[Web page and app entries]
============================================================

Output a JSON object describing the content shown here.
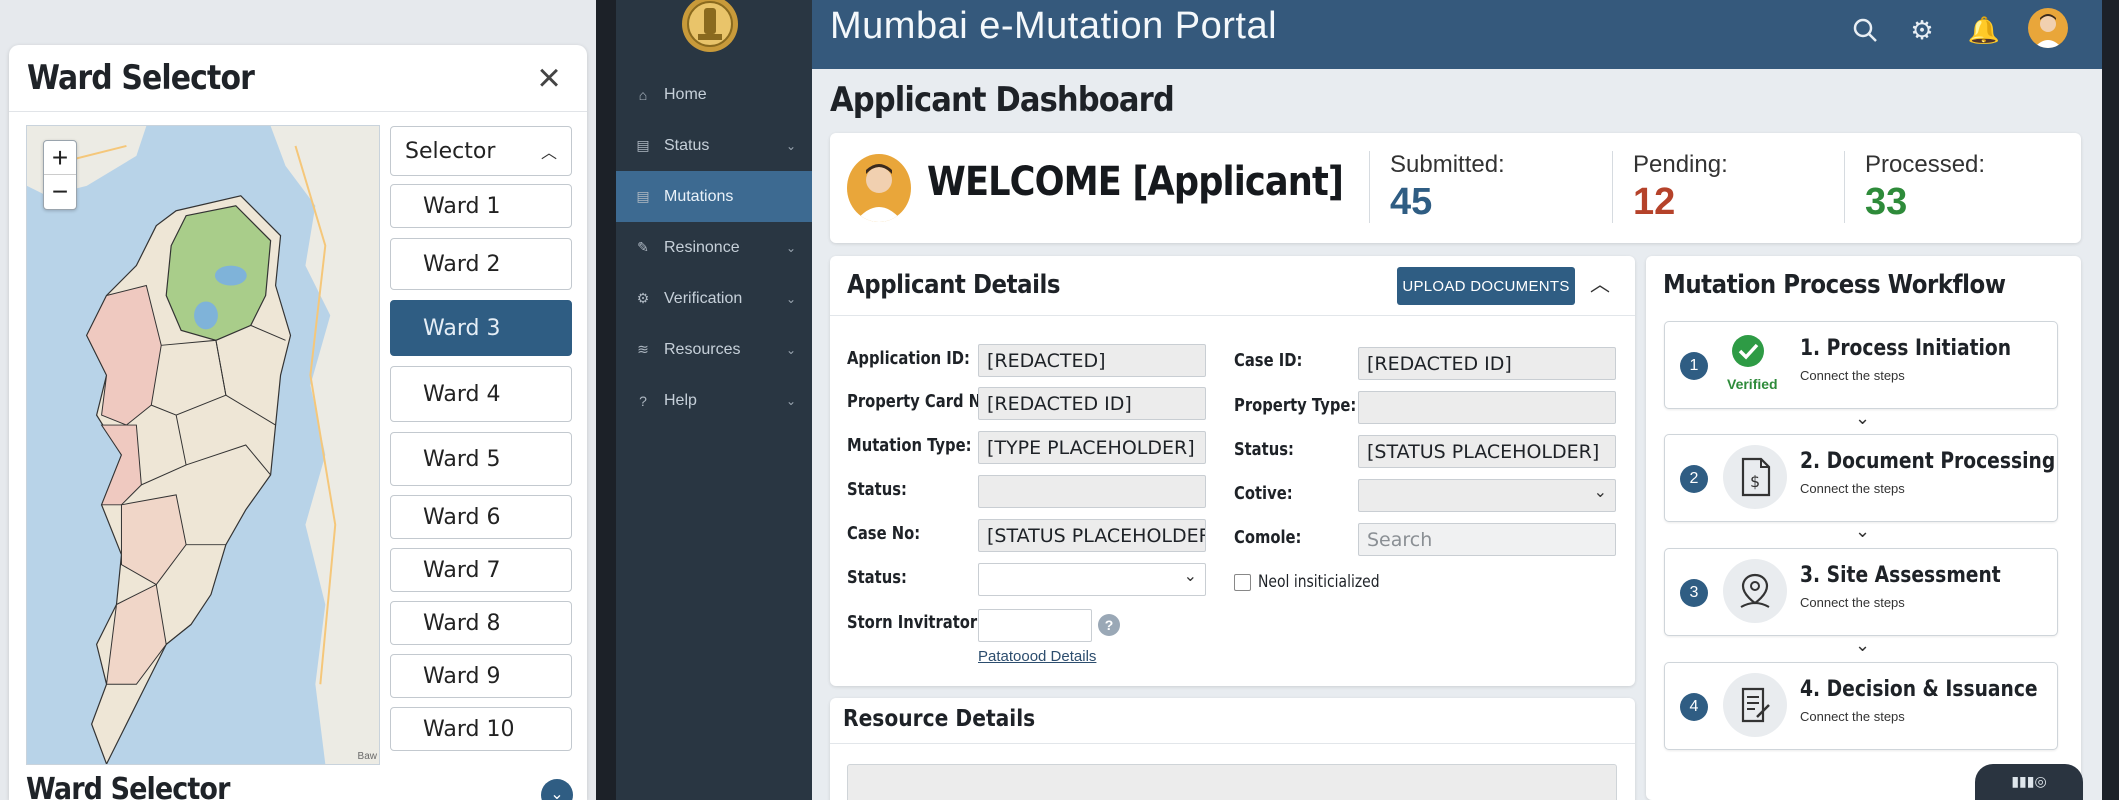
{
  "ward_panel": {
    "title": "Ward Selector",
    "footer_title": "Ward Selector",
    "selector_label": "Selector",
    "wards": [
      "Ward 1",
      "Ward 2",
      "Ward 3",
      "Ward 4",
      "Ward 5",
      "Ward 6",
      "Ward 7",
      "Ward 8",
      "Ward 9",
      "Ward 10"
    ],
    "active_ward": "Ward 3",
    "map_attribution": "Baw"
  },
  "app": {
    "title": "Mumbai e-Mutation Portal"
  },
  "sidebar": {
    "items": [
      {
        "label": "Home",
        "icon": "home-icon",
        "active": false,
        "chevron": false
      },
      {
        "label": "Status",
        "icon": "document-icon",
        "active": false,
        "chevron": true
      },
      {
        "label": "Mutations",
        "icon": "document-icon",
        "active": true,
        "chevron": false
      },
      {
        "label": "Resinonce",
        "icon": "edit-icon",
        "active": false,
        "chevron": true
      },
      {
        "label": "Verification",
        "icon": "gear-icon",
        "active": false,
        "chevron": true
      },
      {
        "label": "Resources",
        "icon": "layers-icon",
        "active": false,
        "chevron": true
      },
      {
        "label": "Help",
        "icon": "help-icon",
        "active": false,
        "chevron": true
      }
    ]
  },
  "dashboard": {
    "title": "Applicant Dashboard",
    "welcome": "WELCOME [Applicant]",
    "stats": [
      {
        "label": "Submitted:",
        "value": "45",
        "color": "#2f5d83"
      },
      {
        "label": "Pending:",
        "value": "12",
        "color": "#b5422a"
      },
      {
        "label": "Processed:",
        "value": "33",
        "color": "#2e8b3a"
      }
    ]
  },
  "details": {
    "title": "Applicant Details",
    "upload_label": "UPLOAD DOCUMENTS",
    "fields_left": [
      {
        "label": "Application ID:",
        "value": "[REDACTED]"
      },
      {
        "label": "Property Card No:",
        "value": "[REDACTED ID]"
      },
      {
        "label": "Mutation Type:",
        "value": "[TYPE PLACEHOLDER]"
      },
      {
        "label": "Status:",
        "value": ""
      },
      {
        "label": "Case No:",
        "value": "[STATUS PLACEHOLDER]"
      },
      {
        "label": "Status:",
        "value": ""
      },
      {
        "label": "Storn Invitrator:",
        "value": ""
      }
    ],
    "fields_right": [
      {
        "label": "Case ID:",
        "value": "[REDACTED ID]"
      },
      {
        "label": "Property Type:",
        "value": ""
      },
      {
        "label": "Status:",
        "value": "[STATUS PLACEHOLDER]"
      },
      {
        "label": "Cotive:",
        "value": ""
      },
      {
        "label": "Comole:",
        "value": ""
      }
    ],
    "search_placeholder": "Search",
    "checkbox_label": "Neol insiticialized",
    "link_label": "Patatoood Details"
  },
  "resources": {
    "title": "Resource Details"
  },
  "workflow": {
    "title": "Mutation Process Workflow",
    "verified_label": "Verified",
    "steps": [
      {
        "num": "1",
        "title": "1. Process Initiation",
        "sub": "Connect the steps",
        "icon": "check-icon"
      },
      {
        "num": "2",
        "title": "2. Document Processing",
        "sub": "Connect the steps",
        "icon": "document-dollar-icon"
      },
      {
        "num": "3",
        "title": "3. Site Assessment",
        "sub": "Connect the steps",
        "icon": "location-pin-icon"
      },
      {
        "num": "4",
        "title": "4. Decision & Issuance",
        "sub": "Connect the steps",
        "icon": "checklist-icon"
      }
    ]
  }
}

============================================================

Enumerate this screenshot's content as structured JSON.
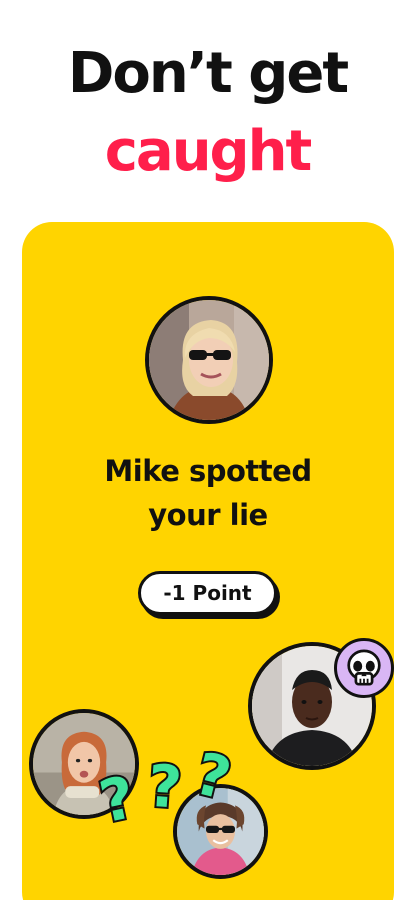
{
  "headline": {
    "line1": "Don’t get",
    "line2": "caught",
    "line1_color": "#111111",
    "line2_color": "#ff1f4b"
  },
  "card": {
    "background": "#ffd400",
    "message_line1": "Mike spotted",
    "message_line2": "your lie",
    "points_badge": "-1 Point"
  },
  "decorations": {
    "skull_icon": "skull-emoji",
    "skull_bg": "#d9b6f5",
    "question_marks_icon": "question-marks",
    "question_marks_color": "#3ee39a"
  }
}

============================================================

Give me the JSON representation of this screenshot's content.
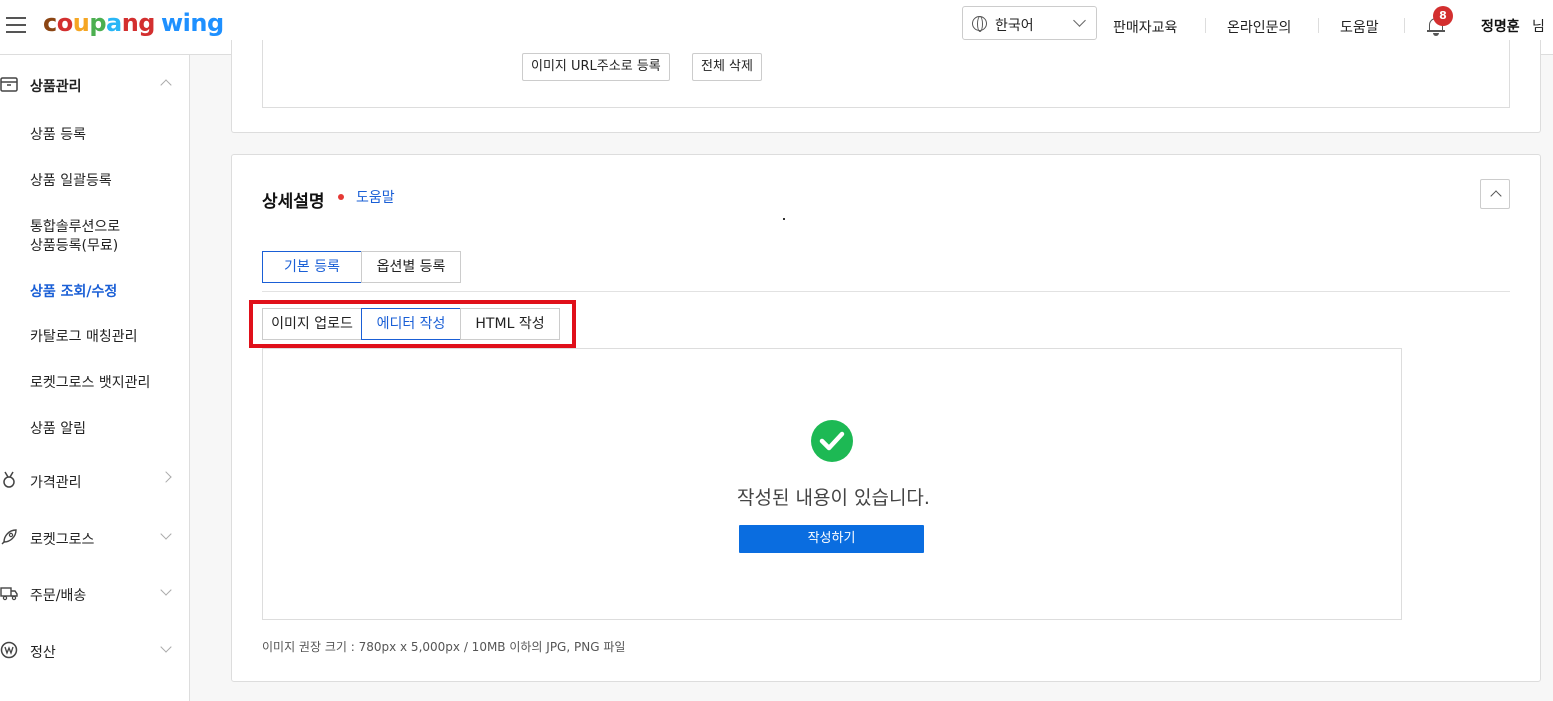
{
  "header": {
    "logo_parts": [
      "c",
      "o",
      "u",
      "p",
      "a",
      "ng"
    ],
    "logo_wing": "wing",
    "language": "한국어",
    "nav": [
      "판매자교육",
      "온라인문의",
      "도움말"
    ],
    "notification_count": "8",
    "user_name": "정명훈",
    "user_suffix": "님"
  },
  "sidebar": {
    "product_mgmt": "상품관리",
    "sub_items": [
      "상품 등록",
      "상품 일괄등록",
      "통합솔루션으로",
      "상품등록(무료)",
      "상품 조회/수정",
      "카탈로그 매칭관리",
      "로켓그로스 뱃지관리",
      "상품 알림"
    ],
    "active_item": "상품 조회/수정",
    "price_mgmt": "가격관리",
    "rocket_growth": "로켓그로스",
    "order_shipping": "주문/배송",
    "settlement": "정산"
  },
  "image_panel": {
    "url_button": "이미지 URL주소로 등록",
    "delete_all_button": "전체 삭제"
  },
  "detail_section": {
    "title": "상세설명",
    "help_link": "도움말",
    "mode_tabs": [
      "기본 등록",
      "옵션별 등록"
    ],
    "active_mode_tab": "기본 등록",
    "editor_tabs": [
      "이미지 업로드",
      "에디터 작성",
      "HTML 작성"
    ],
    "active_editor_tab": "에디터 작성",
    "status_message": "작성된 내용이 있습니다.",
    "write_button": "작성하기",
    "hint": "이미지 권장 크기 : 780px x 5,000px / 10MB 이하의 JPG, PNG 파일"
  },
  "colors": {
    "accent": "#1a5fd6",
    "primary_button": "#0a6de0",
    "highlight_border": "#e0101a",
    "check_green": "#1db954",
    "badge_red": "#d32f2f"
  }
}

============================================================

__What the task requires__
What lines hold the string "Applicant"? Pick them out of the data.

__Task response__
    "title": "Applicant Dashboard",
    "welcome": "WELCOME [Applicant]",
    "title": "Applicant Details",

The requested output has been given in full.